Boeing 747s Still Use Floppy Disks to Get Critical Software Updates

Illustration for article titled Boeing 747s Still Use Floppy Disks to Get Critical Software Updates
Screenshot: Aerospace Village

It’s been approximately 12 million years since most of us last used a floppy disk, but apparently, the antiquated tech still plays a critical role in delivering software updates to Boeing’s 747-400 planes.


The discovery comes courtesy of cybersecurity firm Pen Test Partners and was initially spotted by The Register. As part of this year’s virtual DEF CON hacker conference, Pen Test Partners showed off a video walkthrough of a British Airways 747 after the airline decided to retire its entire fleet last month due to the global pandemic. The roughly 10-minute tour is a neat glimpse into the plane’s rarely seen avionics bay and cockpit—where Pen Test Partners discovered a 3.5-inch floppy disk drive.

Apparently, the drive is the 747's navigation database loader and needs to be updated every 28 days. As in, some poor engineer has to visit each 747-400 and manually deliver updates... or the planes wouldn’t be able to fly. And it’s not just the 747s. Per the Verge, the majority of Boeing 737s are also updated via floppy disks. Operators these planes, according to a 2014 Aviation Today report, have binders full of floppy disks for “all the avionics that they may need.” That includes important information like airports, runways, flight paths, and waypoints used by pilots to make flight plans. It also sounds horribly inefficient, as while some systems may only require one floppy disk of updates, others could require as many as eight floppy disks.

You’d think that in the six years since 2014, someone would have figured out a way to bring the aviation industry into the 21st century. Surprisingly, an Aviation Today report notes that even in 2020, a “significant number of airlines are still using floppy disks for software parts loading.”

To be fair, the 747-400 is an old plane that first took flight 32 years ago in 1988, when floppies reigned supreme. These days, however, floppy disks are mostly relegated to maintaining commercial and industrial legacy systems—things that were built to last but failed to future-proof themselves or aren’t easily replaced. For example, it wasn’t until last year that the U.S. military stopped using 8-inch floppy disks to help manage its nuclear weapons system. In 2018, floppy disk sales actually went up when small indie music labels turned to the 3.5-inch floppy at the height of the vaporwave trend.

But getting back to planes, modern isn’t always better. The Boeing 737 Max, for instance, featured advanced software systems, but glitches resulted in two horrific crashes that killed 346 passengers, leading Boeing to halt production on the line at the end of last year. Yet another software issue with the 737 Max was found in February, and after more than a year of the planes being grounded, Boeing just restarted production in May. Conversely, while the Boeing 747-400 is no longer in production, only two have ever been involved in passenger deaths over 8.42 million flights, per

Consumer tech reporter by day, danger noodle by night. No, I'm not the K-Pop star.



Fun fact. USB “thumb drives” are the least secure things in the world. They typically consist of a flash memory chip and a controller chip.
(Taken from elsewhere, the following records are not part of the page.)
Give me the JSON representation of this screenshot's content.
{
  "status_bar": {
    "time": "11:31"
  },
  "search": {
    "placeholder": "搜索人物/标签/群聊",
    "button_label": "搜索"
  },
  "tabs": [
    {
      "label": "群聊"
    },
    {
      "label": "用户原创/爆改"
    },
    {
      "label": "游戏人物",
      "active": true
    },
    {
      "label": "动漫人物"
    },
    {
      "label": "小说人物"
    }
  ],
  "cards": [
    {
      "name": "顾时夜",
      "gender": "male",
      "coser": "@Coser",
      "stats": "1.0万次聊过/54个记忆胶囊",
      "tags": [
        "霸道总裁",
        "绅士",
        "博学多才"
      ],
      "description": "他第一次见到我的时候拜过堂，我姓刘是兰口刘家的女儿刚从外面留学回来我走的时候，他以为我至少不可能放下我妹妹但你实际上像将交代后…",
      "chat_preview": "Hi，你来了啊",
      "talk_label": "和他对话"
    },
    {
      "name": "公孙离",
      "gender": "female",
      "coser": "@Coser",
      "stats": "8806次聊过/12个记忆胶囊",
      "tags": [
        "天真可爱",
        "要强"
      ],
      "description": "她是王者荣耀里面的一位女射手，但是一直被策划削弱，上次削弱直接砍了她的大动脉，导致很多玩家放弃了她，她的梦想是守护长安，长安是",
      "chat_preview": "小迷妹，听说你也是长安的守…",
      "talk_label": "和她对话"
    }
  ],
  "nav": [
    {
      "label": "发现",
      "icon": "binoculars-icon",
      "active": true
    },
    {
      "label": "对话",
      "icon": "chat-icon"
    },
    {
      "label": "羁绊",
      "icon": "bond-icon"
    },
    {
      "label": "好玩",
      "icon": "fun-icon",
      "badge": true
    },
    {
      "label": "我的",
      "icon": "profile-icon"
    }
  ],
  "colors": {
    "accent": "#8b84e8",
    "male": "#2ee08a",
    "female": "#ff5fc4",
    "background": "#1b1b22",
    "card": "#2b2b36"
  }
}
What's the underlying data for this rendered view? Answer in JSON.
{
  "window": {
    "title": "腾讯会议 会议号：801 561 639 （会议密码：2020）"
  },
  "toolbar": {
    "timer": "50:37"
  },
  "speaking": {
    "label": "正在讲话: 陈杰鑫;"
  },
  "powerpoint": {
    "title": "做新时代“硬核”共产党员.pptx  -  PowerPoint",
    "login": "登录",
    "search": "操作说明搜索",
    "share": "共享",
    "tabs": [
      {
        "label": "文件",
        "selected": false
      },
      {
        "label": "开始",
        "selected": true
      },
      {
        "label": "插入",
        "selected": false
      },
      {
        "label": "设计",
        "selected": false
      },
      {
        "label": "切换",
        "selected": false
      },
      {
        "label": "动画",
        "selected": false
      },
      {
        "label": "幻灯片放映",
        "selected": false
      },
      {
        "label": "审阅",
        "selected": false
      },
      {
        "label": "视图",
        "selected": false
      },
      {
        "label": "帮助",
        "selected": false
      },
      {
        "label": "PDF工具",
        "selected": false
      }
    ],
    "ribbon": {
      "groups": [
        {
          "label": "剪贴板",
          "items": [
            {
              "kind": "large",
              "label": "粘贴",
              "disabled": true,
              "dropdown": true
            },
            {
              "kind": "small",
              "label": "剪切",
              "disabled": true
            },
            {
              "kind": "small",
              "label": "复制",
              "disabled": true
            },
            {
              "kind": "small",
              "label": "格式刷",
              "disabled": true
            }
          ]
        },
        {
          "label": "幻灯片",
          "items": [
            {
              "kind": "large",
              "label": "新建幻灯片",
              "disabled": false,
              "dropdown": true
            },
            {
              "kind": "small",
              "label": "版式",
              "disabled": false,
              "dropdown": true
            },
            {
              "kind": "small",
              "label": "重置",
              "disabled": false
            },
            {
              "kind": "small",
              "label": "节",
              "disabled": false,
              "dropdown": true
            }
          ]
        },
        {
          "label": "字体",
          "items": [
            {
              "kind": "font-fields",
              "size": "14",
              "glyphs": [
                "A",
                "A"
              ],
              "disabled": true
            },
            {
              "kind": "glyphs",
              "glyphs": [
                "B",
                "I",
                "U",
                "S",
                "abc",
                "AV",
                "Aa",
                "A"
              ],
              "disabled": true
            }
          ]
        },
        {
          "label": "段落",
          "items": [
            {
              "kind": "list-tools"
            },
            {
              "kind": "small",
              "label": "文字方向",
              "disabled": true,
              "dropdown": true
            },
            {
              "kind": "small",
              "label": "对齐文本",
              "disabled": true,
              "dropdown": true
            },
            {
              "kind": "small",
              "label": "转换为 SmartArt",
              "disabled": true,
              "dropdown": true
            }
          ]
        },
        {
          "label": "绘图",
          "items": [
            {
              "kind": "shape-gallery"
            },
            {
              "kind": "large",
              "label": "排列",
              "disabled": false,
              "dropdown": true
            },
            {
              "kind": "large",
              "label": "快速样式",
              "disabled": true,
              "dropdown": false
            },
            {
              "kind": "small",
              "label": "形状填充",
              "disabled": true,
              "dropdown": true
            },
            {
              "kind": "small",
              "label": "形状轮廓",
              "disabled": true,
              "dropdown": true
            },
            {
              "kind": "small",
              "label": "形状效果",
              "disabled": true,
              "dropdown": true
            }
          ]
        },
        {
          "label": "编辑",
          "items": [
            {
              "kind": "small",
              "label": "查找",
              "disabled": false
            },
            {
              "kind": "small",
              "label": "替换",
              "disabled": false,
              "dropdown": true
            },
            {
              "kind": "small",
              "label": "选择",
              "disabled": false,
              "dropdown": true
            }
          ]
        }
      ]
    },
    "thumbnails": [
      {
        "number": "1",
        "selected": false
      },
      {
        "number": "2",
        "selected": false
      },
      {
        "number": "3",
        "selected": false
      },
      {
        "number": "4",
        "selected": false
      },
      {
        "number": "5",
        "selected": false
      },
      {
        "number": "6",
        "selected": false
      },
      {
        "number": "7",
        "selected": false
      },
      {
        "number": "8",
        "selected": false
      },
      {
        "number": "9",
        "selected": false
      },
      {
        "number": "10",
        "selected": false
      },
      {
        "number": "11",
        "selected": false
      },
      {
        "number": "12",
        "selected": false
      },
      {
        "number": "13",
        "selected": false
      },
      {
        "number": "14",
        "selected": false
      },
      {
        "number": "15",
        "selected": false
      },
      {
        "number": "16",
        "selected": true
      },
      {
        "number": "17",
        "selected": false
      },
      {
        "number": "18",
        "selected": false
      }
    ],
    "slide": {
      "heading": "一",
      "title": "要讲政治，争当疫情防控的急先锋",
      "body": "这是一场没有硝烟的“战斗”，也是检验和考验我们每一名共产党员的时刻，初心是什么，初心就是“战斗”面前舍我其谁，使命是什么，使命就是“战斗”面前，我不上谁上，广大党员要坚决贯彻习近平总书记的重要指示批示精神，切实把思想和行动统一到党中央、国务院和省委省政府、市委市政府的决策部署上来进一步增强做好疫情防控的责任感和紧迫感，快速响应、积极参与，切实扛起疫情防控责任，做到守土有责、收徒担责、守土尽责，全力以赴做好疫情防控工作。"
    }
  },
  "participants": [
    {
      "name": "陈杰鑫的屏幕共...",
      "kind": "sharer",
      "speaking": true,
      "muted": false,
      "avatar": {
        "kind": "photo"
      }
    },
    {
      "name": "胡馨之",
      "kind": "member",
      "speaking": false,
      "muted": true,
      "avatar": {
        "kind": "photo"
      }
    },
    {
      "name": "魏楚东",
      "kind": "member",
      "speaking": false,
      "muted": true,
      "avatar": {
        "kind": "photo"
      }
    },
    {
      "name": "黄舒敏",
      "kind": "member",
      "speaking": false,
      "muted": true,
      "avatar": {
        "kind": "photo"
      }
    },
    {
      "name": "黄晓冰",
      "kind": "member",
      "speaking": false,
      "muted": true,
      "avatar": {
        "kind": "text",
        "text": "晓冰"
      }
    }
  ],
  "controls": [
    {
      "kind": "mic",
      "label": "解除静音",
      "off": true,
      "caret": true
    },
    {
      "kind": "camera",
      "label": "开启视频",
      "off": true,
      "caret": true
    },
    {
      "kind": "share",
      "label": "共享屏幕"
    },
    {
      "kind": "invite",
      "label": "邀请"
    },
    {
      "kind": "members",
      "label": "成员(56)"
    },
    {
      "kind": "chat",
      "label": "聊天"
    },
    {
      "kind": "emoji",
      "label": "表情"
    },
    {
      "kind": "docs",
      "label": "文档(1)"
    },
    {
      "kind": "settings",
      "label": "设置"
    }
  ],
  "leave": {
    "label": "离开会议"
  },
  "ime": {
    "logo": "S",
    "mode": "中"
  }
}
The controller chip is a small computer that can be programmed to lie. About anything. It can lie about the capacity. It can lie about the data that is on the flash chip. It can hide a computer virus if it detects it’s being asked for a list of files. It can also lie about what it is - it can tell the OS it is also a keyboard and a mouse and open a console window and do anything it wants to the computer.

In very secure locations the USB ports are filled with epoxy. Sure it keeps data from being siphoned out. But it also prevents any attack software from being loaded in.

The worst a floppy disk can do is for someone to load bad data or a program onto it, but the computer the drive is built in to can find that out before loading the data or the program. One can scan the entire disk surface with the floppy drive hardware that is part of the computer. Obviously there is a gray area if there is a floppy drive on a USB port as one is back to the first area, but even these floppy drives aren’t that.

If one wants to be as reliable as possible and the number of floppy disks is manageable, floppy disks are not safely replaced with far less secure USB drives or Internet connections or more delicate Compact Disk.